seal-impression / seal
- Previous 0/16322
Oval bronze seal-matrix of the Royal African Company with moulded socket at back. A shield of arms, or, an elephant azure, on his back a quadrangular castle argent masoned proper; on the sinister tower a flagstaff and banner gules, on banner a cross, on the dexter corner of the escutcheon a canton quarterly of France and England. Crest, on a ducal coronet or an anchor erect sable, cabled of the first, between two dragons' wings expanded argent. Supporters, two African blacks proper vested round the waist with a skirt argent, banded round the temples or thereon feathers erect of various colours; each holding in his hand an arrow or barbed and feathered argent. Legend. Wax impression.
- Made in: England
- (Europe,British Isles,England)
- Length: 3.35 centimetres
Inscription ContentREGIO. FLORET. PATROCINIO. COMMERCIUM. COMMERCIOQUE. REGNUM
Inscription Translation"By Royal patronage trade flourishes, by trade the realm"or "Business is flourishing due to royal patronage and the kingdom is flourishing due to business" [see Pettigrew 2013 under Comment]
For the legend, established as the Company's motto in 1672, which made explicit the link between royal patronage and commercial prosperity, see W.Pettigrew, Freedom's Debt, The Royal African Company and the Politics of the Atlantic Slave Trade 1672-1752, Williamsburg Virginia 2013, p. 88. At the time of writing Pettigrew did not know of the seal-die's existence but has since pointed out that the seal-die is the legal expression of the Company. In his book he explains the thinking behind the new name and motto of the company as seen on this die in the context of international trade and empire.
Text from 'Catalogue of British Seal-Dies in the British Museum', A.B. Tonnochy, London 1952, cat. no. 159.
B.M. 'Cat. of Seals', no. 14721.
Cf. Add. MS. 6331, f. 1; Noorthouck, 'History of London', p. 888, pi. iii, London, 1773.
On display: G46/dc15
Transferred from the Department of Manuscripts.
Britain, Europe and Prehistory
- 1838,XXXV.222 (MSS 1838 transfer list)
If you’ve noticed a mistake or have any further information about this object, please email: email@example.com
Object reference number: MCN10886
British Museum collection data is also available in the W3C open data standard, RDF, allowing it to join and relate to a growing body of linked data published by organisations around the world.
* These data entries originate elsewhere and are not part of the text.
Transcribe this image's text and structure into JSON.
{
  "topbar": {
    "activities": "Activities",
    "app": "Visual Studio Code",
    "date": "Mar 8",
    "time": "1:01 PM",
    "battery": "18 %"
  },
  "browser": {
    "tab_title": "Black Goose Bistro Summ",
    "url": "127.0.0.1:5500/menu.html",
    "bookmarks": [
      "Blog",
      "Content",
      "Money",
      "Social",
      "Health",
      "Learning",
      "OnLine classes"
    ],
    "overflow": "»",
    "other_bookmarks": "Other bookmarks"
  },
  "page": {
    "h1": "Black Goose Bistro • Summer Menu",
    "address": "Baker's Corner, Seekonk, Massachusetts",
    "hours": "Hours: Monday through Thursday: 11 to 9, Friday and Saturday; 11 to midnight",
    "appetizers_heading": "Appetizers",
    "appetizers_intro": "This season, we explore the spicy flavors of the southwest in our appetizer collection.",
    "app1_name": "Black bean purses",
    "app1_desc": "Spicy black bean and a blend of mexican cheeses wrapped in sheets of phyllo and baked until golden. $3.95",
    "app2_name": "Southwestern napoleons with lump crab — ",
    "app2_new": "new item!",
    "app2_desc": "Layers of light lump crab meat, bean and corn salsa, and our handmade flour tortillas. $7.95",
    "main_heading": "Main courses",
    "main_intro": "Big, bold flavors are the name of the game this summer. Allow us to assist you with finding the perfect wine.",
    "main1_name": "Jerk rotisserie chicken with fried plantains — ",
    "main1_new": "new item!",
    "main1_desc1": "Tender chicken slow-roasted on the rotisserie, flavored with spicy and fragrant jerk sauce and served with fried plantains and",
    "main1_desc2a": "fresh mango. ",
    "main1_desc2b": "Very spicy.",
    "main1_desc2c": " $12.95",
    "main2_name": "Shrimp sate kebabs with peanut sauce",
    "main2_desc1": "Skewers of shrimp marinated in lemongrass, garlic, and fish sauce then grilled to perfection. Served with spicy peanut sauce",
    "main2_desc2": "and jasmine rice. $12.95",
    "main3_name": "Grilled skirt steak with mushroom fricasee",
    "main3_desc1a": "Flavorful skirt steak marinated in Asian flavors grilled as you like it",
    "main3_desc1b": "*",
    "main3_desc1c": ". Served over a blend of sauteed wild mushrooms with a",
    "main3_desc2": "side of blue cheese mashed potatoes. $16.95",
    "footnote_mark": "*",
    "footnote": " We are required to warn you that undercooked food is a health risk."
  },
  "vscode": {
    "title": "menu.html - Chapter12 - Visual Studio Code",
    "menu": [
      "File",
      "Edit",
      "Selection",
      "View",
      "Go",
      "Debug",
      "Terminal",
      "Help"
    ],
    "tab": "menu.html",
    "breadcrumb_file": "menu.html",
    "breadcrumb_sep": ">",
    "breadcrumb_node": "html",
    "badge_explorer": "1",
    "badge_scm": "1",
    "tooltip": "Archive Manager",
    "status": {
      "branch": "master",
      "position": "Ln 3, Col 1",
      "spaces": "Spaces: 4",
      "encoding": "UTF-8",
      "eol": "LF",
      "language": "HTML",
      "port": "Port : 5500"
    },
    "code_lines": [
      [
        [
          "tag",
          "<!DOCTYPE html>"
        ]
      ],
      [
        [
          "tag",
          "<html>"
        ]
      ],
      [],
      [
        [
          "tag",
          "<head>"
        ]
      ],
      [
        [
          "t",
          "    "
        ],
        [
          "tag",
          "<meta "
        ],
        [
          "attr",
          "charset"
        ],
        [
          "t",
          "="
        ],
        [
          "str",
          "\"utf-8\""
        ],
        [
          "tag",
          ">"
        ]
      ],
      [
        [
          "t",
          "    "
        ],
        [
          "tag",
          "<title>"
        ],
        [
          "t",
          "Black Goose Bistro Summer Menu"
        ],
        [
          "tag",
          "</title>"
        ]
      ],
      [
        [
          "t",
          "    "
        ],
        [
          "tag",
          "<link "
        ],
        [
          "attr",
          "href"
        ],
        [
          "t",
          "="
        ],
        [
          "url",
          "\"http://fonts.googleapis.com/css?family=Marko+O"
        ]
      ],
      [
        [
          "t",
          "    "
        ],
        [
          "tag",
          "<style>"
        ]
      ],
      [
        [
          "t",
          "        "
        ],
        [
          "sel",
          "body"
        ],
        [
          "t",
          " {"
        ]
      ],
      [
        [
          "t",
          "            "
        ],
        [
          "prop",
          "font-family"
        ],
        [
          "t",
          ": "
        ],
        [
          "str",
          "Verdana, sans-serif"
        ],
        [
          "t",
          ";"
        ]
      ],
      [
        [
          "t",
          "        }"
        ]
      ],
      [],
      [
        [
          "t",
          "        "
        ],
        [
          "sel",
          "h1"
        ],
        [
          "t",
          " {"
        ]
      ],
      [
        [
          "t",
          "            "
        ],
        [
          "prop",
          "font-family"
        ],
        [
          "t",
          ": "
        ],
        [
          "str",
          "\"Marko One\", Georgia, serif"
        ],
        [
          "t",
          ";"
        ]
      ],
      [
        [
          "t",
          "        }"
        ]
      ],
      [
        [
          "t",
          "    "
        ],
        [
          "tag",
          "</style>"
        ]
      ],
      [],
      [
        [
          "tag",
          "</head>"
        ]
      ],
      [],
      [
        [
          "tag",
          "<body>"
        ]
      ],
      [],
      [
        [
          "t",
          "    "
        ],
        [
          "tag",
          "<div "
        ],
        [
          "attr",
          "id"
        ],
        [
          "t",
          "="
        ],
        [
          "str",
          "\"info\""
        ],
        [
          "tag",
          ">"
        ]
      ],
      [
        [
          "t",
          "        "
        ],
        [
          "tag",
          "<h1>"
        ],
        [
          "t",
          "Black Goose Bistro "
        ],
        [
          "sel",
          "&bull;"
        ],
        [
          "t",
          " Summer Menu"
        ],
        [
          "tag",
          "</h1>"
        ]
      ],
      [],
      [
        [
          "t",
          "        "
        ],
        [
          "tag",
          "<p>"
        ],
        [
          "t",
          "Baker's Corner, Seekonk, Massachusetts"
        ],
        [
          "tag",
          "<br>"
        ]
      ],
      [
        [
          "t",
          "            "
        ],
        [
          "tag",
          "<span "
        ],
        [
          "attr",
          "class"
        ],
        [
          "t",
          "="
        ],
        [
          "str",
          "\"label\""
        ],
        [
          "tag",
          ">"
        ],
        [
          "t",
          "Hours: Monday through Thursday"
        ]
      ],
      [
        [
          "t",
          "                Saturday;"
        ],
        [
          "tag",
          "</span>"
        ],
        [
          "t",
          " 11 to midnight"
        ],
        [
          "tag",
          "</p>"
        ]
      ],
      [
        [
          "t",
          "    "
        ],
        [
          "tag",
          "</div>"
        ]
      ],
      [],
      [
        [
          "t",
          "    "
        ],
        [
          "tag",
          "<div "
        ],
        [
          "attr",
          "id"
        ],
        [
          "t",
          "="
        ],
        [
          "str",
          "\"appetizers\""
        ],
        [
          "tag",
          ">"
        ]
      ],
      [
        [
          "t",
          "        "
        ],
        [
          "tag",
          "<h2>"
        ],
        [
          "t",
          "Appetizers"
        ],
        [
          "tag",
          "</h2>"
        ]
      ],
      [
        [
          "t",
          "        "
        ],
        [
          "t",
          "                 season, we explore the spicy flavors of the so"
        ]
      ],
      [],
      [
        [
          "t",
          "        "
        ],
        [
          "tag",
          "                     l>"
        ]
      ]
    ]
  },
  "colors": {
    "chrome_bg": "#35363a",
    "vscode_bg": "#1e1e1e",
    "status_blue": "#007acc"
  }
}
The Museum makes its collection database available to be used by scholars around the world. Donations will help support curatorial, documentation and digitisation projects.